Riders were queuing up to attack on the final climb of Salmon Hill and it stretched the field right out. The best of those was Julian Alaphilippe of France who launched a stinging attack that saw Philippe Gilbert try to bridge across with a handful of others. Alaphilippe was gone though, and he had Gianni Moscon of Italy for company who made a big effort that finally drew him over to the Frenchman’s wheel with just over 10km to go.
Behind them there was a battle afoot to organise a good chase effort. The leading duo held a slender 7 second lead with 7km to go. But to their advantage the pace setting was really sporadic behind them, with the very stop-start nature of the chase giving Moscon and Alaphilippe hope. Behind them Vasil Kiryienka of Belarus and Lukas Postlberger of Austria launched a brief effort to attack across to the leaders. Even they couldn’t make it across to the valiant leaders.
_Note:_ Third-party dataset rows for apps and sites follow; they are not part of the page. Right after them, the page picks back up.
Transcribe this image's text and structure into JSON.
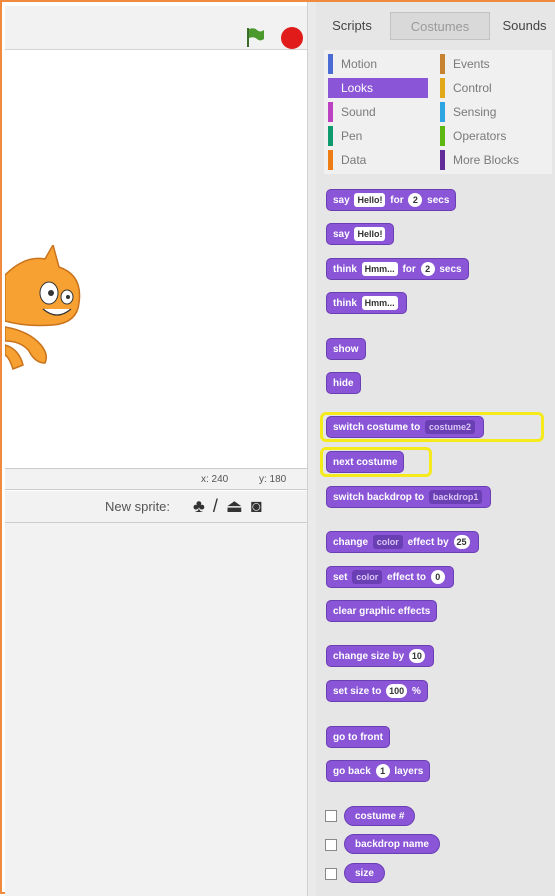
{
  "stage": {
    "x_label": "x: 240",
    "y_label": "y: 180"
  },
  "new_sprite": {
    "label": "New sprite:",
    "icons": [
      "paint-new-sprite-icon",
      "choose-sprite-icon",
      "upload-sprite-icon",
      "camera-icon"
    ]
  },
  "tabs": {
    "scripts": "Scripts",
    "costumes": "Costumes",
    "sounds": "Sounds"
  },
  "categories": {
    "motion": "Motion",
    "looks": "Looks",
    "sound": "Sound",
    "pen": "Pen",
    "data": "Data",
    "events": "Events",
    "control": "Control",
    "sensing": "Sensing",
    "operators": "Operators",
    "more": "More Blocks"
  },
  "colors": {
    "accent": "#8a55d7",
    "highlight": "#f4ea1c",
    "stop": "#e11a1a",
    "frame": "#f08a3e"
  },
  "blocks": {
    "say_for": {
      "a": "say",
      "b": "Hello!",
      "c": "for",
      "d": "2",
      "e": "secs"
    },
    "say": {
      "a": "say",
      "b": "Hello!"
    },
    "think_for": {
      "a": "think",
      "b": "Hmm...",
      "c": "for",
      "d": "2",
      "e": "secs"
    },
    "think": {
      "a": "think",
      "b": "Hmm..."
    },
    "show": "show",
    "hide": "hide",
    "switch_costume": {
      "a": "switch costume to",
      "b": "costume2"
    },
    "next_costume": "next costume",
    "switch_backdrop": {
      "a": "switch backdrop to",
      "b": "backdrop1"
    },
    "change_effect": {
      "a": "change",
      "b": "color",
      "c": "effect by",
      "d": "25"
    },
    "set_effect": {
      "a": "set",
      "b": "color",
      "c": "effect to",
      "d": "0"
    },
    "clear_effects": "clear graphic effects",
    "change_size": {
      "a": "change size by",
      "b": "10"
    },
    "set_size": {
      "a": "set size to",
      "b": "100",
      "c": "%"
    },
    "go_front": "go to front",
    "go_back": {
      "a": "go back",
      "b": "1",
      "c": "layers"
    },
    "costume_num": "costume #",
    "backdrop_name": "backdrop name",
    "size": "size"
  }
}
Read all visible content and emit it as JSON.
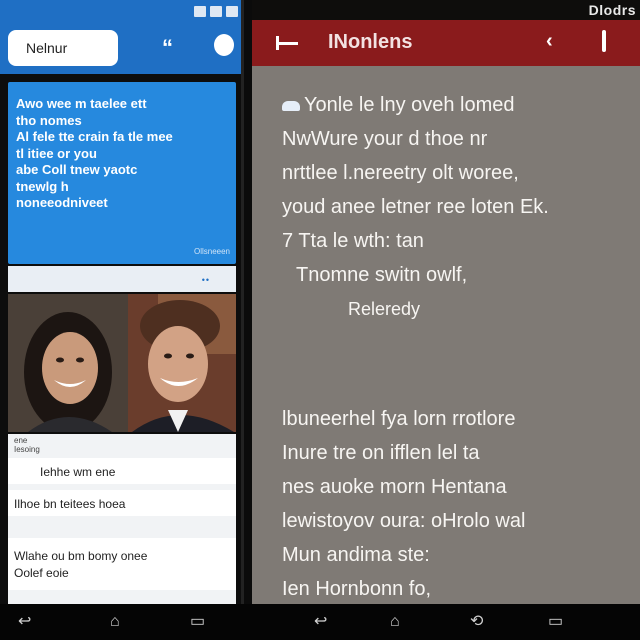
{
  "left_phone": {
    "search_placeholder": "Nelnur",
    "header_icons": {
      "quote": "search-quote-icon",
      "circle": "profile-icon"
    },
    "card_lines": [
      "Awo wee m taelee ett",
      "tho nomes",
      "Al fele tte crain fa tle mee",
      "tl itiee or you",
      "abe Coll tnew yaotc",
      "tnewlg h",
      "noneeodniveet"
    ],
    "card_meta": "Ollsneeen",
    "strip_dots": "••",
    "list_labels": [
      "ene",
      "Iesoing"
    ],
    "list_rows": [
      "Iehhe wm ene",
      "Ilhoe bn teitees hoea"
    ],
    "list_tall_lines": [
      "Wlahe ou bm bomy onee",
      "Oolef eoie"
    ]
  },
  "right_phone": {
    "top_text": "Dlodrs",
    "title": "INonlens",
    "paragraph1": [
      "Yonle le lny oveh lomed",
      "NwWure your d thoe nr",
      "nrttlee l.nereetry olt woree,",
      "youd anee letner ree loten Ek.",
      "7 Tta le wth: tan",
      "Tnomne switn owlf,",
      "Releredy"
    ],
    "paragraph2": [
      "lbuneerhel fya lorn rrotlore",
      "Inure tre on ifflen lel ta",
      "nes auoke morn Hentana",
      "lewistoyov oura: oHrolo wal",
      "Mun andima ste:",
      "Ien Hornbonn fo,"
    ],
    "header_icons": {
      "chevron": "back-chevron-icon",
      "menu": "overflow-menu-icon"
    }
  },
  "navbar": {
    "icons": [
      "back-icon",
      "home-icon",
      "recents-icon",
      "back-icon",
      "home-icon",
      "rotate-icon",
      "recents-icon"
    ]
  },
  "colors": {
    "left_accent": "#1f6fc4",
    "left_card": "#2689de",
    "right_header": "#8a1b1c",
    "right_body": "#7f7a75"
  }
}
Kiryienka and Postlberger closed to 5 seconds with just 5km to go, but then with 4.5km to go Alaphilippe dropped Moscon who simply cracked. Alaphilippe was left alone out front now and with 3km to go he powered onwards in the hope of claiming a solo victory with Vasil Kiryienka in pursuit. With 1km remaining Alaphilippe had been caught though and the race finally headed to a bunch sprint. Chris Juul Jensen of Denmark made one final attack but with 500m to go he was swept up.
The Italians led out the sprint then but with Matthews, van Avermaet, Sagan, Kristoff, Gaviria and co all there it was anyone’s race. Suddenly out of nowhere Sagan launched onto third wheel behind Alexander Kristoff. Into the sprint Kristoff made his move and looked like he might have done enough to take the win for Norway, but Sagan then dug deep in the final 100m to draw alongside Kristoff. It looked like race over for Kristoff but the Norwegian found something to keep his challenge up. Ultimately only a throw of the bike right at the end could separate the two and confirm that Peter Sagan had taken his third world title by a quarter of a wheel. Kristoff took second and Michael Matthews could only bang the handlebars in frustration as he took third. Matteo Trentin of Italy and Ben Swift of Great Britain completed the top five.
Dion Smith was the only Kiwi to cross the finish line, finishing in a group that contained Ryan Mullen, Ariel Richeze and Jean-Pierre Drucker.